Next year, take a page from Dunkin’ Donuts. The breakfast brand recently reported a 3.6 percent redemption rate for a mobile coupon campaign aimed at a competitor’s customers in Rhode Island. What’s more, ten times the number of redeemers took a secondary action, such as mentioning it on social media.
Another type of personalization that’s sure to pay off is a “channel of choice” communication strategy. Consumers are turning away from live conversations in favor of services that don’t require talking, such as SMS and social media. Automated channels are also growing in popularity, with 49 percent using chatbots or automated assistants at least once per week. With that said, 45 percent of consumers are open to any channel, as long as the service is effective.
4. Subscription services will continue to skyrocket.
Although subscription growth has slowed from earlier years, the industry is still growing by an impressive one percent per month. Food, beauty, apparel, and lifestyle subscription boxes remain the most popular, in that order.
With that said, the market seems to have plenty of space for niche subscriptions. Nicely Noted, a subscription stationary service, has held its own since 2012, despite charging $20 per month for three letterpress cards and stamps. With its own $21-per-month boxes, BarkBox has delighted more than 2 million dogs.
Whether they sell chew toys or software, companies with revenue-related resolutions should capitalize on this trend. Subscription-based businesses grow revenues 5.5 times quicker than their S&P 500 counterparts, in no small part because subscribers place three times more orders than do customers of non-subscription companies.
5. Socially irresponsible firms will struggle.
Corporate social responsibility has been gaining steam for years, but 2018 saw a star-studded vindication of the movement. Early in the year, Blackrock CEO Larry Fink told executives that his firm would take social responsibility into account when allocating funds.

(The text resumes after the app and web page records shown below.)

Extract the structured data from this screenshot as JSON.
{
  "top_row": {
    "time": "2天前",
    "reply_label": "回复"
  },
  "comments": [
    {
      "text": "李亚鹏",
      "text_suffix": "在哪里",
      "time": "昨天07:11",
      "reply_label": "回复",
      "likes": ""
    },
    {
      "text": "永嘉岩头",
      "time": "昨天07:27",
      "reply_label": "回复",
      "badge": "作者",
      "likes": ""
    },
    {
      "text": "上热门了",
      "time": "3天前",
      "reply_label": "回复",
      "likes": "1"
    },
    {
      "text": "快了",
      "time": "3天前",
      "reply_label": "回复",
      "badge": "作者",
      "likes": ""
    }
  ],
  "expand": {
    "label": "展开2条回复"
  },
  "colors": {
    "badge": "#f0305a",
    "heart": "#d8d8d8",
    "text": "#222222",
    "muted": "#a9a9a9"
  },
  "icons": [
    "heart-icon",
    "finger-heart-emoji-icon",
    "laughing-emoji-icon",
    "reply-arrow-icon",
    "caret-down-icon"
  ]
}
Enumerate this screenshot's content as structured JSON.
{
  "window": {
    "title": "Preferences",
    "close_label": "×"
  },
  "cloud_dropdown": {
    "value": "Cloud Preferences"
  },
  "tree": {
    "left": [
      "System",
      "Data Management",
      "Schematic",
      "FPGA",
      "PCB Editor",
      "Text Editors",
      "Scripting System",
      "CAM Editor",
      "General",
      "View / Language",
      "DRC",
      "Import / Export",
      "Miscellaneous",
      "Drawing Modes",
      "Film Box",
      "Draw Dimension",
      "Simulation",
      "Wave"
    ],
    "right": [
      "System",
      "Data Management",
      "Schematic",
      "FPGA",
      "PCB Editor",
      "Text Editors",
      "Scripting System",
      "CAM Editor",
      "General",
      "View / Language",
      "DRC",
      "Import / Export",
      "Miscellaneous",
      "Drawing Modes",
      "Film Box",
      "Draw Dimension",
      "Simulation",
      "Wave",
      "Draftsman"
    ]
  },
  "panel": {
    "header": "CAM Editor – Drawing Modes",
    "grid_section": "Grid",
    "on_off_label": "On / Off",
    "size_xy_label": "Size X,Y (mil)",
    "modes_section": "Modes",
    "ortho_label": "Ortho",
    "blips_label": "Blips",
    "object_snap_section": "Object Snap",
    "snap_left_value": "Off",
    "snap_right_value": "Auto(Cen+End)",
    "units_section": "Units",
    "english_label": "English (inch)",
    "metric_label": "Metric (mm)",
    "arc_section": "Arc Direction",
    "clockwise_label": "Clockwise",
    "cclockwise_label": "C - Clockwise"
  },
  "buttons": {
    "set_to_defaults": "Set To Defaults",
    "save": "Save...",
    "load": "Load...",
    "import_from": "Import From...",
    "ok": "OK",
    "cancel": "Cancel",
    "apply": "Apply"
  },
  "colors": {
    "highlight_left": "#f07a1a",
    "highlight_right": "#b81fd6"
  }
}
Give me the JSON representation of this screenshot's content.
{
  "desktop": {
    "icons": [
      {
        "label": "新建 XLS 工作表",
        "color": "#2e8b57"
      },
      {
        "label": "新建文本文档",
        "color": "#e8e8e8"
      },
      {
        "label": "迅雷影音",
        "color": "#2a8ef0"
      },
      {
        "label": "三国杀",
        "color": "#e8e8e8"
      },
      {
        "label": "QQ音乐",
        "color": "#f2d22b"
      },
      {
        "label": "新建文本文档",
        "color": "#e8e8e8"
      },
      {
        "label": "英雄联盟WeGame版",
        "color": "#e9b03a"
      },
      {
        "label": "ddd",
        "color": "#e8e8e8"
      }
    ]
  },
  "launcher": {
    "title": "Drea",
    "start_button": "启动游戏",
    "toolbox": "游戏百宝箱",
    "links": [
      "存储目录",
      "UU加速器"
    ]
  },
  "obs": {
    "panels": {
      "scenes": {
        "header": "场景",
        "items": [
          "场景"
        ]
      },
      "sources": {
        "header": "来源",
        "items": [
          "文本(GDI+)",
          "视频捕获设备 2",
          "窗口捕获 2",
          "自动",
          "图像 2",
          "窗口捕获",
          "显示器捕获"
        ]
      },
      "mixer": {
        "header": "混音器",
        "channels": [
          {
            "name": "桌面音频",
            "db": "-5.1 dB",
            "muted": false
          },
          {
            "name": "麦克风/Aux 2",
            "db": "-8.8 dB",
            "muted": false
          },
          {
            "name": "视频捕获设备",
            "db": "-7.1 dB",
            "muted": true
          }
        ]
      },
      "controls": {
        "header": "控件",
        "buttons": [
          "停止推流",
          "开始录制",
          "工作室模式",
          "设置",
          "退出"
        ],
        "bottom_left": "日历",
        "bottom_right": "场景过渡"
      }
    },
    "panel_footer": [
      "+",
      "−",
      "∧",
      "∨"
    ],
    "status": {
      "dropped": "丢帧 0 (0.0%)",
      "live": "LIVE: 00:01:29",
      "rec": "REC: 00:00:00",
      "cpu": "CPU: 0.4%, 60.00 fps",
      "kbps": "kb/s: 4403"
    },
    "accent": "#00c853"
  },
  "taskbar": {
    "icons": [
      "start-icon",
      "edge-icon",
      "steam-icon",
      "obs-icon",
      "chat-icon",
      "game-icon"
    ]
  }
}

That same month, Mark Zuckerberg announced that Facebook would tweak its algorithms to prioritize posts from friends and family — even though, he warned, doing so would result in users spending less time on the platform.
In 2019 and into the future, expect social responsibility to be the table stakes of business. Firms that aren’t sure how to contribute should consider Patagonia’s CSR efforts. The outdoor brand takes an “all of the above” approach that includes employee volunteerism, selection of socially responsible suppliers, grants for environmental initiatives, and more.
Part of what makes New Year’s resolutions fun is their challenge. There’s no reason to make a year-long commitment to something that’s sure to come true anyway.
But businesses need more certainty than casual resolution-makers. There’s a difference between sinking one’s own time and money in something, and sinking employees’ time and investors’ money into it. In the latter case, it’s important that the payoff is at least likely.
So go ahead, entrepreneurs: Make those resolutions — but be sure next year’s trends signal a smart investment.